*** Block opens ***
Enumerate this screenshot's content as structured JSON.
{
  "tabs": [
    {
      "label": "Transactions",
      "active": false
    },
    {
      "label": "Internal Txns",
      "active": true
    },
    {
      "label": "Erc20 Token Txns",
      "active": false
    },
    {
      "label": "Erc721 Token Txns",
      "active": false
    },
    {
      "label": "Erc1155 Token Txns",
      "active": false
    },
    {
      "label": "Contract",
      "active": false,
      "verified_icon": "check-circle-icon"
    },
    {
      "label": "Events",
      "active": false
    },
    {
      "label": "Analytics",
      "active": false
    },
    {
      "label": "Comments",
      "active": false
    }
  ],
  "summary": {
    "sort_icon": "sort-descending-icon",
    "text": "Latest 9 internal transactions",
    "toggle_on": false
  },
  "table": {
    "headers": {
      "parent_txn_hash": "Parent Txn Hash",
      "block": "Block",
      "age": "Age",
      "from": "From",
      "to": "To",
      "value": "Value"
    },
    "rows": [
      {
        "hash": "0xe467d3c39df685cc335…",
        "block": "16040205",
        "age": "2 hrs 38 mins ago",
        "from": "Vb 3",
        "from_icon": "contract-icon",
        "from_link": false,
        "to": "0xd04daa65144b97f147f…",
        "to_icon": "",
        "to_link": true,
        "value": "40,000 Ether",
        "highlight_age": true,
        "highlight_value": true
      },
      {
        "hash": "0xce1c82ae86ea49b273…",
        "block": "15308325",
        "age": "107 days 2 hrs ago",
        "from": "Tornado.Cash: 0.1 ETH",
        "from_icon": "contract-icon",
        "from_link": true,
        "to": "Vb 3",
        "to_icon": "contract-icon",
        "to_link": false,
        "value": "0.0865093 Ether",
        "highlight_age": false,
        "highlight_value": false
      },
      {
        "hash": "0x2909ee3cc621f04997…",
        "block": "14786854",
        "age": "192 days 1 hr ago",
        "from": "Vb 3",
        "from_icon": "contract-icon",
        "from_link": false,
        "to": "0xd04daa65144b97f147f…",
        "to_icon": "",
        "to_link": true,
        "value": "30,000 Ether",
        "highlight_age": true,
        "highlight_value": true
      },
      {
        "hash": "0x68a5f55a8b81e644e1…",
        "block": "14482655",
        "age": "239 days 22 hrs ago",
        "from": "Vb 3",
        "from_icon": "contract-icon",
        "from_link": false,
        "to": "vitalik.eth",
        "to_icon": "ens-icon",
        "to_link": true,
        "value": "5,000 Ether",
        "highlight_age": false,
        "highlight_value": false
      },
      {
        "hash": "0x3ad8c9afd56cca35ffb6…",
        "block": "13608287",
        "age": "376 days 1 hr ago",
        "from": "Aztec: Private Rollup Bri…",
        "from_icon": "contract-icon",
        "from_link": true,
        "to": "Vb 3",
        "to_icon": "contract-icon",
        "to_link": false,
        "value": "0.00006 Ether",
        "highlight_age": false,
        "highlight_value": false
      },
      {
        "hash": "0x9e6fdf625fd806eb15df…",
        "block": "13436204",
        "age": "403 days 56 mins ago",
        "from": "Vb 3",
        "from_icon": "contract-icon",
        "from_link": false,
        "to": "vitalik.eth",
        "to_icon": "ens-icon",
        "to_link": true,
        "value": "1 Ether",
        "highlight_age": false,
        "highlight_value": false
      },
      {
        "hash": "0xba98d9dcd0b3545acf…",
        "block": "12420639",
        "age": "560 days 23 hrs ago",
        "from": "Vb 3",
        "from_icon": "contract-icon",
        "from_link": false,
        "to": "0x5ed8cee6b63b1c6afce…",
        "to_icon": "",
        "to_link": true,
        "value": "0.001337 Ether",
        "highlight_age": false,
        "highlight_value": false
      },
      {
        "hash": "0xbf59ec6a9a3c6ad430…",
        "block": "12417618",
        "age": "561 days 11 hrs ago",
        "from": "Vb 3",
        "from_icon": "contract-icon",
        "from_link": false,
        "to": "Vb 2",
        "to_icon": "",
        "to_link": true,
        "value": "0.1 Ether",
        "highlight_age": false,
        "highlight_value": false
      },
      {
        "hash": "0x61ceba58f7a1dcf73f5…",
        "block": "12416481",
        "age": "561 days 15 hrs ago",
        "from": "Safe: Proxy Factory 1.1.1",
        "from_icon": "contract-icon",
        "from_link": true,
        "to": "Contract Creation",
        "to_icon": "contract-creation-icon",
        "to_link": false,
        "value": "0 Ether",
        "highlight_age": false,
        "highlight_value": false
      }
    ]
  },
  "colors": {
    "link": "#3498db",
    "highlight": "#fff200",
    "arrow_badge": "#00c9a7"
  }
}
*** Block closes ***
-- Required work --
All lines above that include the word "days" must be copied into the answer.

-- Finished exercise --
        "age": "107 days 2 hrs ago",
        "age": "192 days 1 hr ago",
        "age": "239 days 22 hrs ago",
        "age": "376 days 1 hr ago",
        "age": "403 days 56 mins ago",
        "age": "560 days 23 hrs ago",
        "age": "561 days 11 hrs ago",
        "age": "561 days 15 hrs ago",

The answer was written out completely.